A police officer’s fatal shooting of a suspect on Monday ignited calls for Raleigh officers to wear body-worn cameras – but prompted city leaders to postpone a discussion on the cameras that happened to be scheduled for the same day.
Chief Cassandra Deck-Brown was scheduled to talk about the pros and cons of requiring officers to wear body cameras, which they don’t currently use, during the City Council’s work session Monday afternoon. But city leaders postponed Deck-Brown’s presentation after receiving news about the shooting.
“We were told that the police obviously were too busy and unable to do the presentation because of the situation,” said Mayor Nancy McFarlane.
Police body cameras became an oft-cited solution to providing insight into officer-suspect conflicts after police shot and killed an unarmed black teen in Ferguson, Mo., in 2014. With tensions rising, President Barack Obama last year announced $20 million in funding for law enforcement agencies interested in using the cameras.
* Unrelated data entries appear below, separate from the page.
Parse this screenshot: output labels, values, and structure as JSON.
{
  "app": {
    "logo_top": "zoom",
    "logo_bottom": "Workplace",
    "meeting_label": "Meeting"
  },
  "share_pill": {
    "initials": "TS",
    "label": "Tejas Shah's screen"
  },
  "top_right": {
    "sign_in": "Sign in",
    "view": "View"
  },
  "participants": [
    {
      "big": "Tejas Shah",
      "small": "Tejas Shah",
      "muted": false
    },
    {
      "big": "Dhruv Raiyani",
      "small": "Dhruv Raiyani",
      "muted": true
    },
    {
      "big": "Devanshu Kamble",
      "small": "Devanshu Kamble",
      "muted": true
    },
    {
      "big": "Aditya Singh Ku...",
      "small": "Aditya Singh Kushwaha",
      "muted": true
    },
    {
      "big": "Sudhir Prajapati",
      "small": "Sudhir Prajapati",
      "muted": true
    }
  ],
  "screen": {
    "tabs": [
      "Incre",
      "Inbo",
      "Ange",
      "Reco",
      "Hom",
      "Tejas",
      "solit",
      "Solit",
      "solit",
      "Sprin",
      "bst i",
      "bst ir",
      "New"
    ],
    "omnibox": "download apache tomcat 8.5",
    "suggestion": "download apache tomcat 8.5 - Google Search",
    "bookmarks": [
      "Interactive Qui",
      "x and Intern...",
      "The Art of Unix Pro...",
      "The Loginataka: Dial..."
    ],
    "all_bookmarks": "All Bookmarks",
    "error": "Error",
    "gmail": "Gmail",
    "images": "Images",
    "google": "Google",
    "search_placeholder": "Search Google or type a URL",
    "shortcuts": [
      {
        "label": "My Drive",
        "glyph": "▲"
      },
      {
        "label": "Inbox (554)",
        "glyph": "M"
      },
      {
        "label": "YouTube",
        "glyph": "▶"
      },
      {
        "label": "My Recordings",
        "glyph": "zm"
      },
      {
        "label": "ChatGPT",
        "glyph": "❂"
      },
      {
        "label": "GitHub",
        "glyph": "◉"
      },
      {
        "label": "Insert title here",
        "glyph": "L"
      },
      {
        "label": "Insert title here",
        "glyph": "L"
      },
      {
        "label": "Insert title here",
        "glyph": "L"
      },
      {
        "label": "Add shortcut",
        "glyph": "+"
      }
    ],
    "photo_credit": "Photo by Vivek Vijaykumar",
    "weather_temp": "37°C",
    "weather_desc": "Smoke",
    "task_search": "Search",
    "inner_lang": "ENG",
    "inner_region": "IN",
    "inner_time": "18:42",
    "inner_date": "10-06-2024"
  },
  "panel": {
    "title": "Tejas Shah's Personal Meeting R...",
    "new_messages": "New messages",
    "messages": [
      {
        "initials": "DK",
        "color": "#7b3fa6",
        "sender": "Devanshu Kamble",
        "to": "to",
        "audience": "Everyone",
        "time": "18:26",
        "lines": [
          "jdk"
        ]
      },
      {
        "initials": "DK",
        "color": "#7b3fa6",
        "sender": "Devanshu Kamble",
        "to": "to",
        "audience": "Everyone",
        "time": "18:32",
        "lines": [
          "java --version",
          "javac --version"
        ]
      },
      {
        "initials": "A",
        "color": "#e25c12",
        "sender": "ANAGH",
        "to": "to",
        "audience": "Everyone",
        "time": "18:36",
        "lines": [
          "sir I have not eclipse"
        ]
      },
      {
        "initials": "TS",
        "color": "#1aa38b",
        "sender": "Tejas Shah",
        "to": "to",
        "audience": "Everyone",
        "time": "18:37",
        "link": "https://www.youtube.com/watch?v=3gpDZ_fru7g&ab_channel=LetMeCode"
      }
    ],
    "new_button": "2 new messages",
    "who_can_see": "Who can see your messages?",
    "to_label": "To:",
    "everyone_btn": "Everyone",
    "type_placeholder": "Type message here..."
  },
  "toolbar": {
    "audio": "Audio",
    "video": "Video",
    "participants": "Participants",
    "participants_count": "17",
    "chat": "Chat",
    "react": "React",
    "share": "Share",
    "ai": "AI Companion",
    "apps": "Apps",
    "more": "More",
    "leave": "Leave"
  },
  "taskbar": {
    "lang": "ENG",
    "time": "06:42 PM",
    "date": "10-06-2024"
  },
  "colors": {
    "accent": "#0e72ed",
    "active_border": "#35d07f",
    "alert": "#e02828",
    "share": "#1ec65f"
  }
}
The N.C. General Assembly last year approved $2.5 million for law enforcement agencies that want to buy the cameras. An agency could receive up to $100,000 for cameras, as long as it pays $2 for every $1 the state matches.
Garner is testing the cameras. But none of the Triangle’s largest municipalities – Raleigh, Durham, Chapel Hill or Cary – require officers to wear them.
Some saw Monday’s shooting and the lack of information provided by the Raleigh Police Department as proof the cameras are needed.
“The public and the victim’s family deserve answers about today’s shooting,” said Sarah Preston, acting Executive Director of the American Civil Liberties Union (ACLU) of North Carolina. “On a day when the Raleigh City Council was scheduled to discuss officer worn body cameras, this shooting points to the urgent need for North Carolina’s second-largest city’s police department to adopt this crucial technology and an accompanying policy that guarantees it will be used to promote officer accountability and transparency.”
The city is “moving toward using them,” McFarlane said of the cameras. But the timing and extent of their use in Raleigh is unclear. trim Neither city police or city staff on Monday disclosed how many cameras they might buy or how many video storage databases they might need.
“That’s what we were going to talk about today,” said McFarlane. Raleigh police didn’t supply council members with information prior to the meeting, she said.
Deck-Brown’s presentation on body cameras was the last of four items on the agenda. The City Council doesn’t typically take official votes during work sessions, so it’s unlikely that members would have taken a vote on the cameras.
Deck-Brown was expected to provide “an overview of a new tool” Raleigh police may employ, according to the work session agenda. “The presentation will address different technological approaches, resources requirements and potential next steps,” it reads.